**ASSIGNMENT:** Look through the entries below and return all lines including the word "image".

**DATA RECORDS:**
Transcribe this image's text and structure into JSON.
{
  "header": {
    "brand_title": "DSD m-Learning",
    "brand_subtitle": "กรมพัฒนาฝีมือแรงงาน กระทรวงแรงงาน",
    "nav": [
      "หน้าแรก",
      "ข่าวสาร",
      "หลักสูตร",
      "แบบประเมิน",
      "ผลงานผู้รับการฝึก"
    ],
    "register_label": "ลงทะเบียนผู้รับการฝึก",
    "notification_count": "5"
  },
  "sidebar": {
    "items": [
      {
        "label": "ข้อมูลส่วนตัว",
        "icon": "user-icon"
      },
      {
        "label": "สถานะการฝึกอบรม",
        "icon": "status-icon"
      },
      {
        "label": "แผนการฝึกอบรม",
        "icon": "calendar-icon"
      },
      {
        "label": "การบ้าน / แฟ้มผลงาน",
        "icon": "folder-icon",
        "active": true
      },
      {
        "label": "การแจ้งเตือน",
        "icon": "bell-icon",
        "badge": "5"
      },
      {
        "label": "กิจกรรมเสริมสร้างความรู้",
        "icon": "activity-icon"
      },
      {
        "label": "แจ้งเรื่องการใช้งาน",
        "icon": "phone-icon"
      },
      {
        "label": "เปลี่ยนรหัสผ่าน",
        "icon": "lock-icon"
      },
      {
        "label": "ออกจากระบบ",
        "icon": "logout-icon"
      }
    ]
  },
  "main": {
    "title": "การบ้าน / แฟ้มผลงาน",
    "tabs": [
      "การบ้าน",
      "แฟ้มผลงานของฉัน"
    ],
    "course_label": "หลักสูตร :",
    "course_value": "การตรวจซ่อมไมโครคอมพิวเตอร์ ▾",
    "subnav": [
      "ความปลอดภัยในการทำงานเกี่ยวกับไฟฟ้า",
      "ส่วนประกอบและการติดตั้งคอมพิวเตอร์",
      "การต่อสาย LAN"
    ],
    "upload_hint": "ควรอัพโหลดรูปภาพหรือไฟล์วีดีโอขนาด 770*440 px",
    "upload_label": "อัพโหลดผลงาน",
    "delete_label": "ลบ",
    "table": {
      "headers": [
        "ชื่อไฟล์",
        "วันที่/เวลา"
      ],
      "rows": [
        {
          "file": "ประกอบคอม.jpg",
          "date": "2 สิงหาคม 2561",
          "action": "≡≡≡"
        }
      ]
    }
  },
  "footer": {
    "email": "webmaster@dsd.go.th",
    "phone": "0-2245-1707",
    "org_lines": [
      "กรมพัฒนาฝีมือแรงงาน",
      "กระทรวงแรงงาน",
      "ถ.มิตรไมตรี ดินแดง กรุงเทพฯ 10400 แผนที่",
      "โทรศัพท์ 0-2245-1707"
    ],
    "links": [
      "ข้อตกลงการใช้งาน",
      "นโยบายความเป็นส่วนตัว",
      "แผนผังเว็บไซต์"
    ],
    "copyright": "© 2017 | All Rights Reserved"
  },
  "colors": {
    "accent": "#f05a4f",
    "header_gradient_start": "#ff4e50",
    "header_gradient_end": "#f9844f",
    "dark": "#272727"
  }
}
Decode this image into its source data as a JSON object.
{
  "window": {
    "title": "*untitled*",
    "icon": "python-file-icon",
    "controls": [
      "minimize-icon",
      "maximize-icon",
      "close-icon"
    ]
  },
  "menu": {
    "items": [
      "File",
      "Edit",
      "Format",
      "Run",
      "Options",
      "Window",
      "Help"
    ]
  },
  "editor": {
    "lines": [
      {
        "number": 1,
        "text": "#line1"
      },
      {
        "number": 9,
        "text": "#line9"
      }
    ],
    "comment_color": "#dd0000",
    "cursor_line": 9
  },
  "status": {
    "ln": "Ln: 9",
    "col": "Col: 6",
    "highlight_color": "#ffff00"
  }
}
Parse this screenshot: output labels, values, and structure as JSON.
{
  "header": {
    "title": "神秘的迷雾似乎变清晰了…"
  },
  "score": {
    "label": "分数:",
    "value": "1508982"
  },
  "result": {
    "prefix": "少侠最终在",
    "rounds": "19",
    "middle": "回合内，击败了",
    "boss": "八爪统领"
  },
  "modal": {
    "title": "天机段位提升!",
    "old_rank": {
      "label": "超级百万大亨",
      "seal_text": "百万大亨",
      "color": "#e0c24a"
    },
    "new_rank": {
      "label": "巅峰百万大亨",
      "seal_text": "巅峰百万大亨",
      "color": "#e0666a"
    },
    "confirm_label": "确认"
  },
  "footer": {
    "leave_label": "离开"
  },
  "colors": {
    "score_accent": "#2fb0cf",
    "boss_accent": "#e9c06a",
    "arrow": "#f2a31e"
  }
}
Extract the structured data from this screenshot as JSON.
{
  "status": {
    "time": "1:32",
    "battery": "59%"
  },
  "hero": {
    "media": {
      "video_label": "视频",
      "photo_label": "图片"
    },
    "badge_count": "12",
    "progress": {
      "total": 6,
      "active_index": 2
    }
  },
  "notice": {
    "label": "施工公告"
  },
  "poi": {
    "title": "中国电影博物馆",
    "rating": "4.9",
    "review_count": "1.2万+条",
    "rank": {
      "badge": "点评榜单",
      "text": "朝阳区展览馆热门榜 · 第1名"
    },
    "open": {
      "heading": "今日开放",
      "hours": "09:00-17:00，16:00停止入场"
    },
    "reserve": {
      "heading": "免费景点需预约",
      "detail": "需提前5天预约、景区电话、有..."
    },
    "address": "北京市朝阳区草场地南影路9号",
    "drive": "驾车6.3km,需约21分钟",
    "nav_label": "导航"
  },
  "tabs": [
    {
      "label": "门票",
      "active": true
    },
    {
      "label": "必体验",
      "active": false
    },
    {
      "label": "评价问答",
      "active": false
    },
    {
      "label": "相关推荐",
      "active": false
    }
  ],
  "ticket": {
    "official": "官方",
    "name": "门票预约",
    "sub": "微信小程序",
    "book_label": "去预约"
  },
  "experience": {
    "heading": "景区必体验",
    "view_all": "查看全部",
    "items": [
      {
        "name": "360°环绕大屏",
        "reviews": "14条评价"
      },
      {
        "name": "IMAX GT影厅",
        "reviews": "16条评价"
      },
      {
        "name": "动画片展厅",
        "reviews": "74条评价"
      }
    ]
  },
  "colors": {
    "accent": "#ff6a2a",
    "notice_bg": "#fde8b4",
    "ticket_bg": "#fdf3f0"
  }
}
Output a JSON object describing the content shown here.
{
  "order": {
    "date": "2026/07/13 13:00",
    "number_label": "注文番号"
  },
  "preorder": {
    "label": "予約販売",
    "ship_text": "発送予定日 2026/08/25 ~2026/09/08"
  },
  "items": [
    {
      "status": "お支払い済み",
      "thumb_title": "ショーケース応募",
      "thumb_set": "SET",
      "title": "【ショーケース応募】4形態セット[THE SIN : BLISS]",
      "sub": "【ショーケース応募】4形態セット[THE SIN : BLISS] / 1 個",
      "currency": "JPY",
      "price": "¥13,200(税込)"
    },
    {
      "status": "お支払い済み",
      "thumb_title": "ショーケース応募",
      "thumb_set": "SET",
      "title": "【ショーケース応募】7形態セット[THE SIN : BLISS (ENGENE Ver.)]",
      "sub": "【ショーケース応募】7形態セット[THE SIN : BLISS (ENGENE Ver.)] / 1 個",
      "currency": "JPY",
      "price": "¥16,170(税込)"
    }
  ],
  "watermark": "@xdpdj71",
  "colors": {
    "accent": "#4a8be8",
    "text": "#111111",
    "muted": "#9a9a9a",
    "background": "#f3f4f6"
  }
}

**SOLUTION TO THIS EXERCISE:**
Transcribe this image's text and structure into JSON.
Decode this image into its source data as a JSON object.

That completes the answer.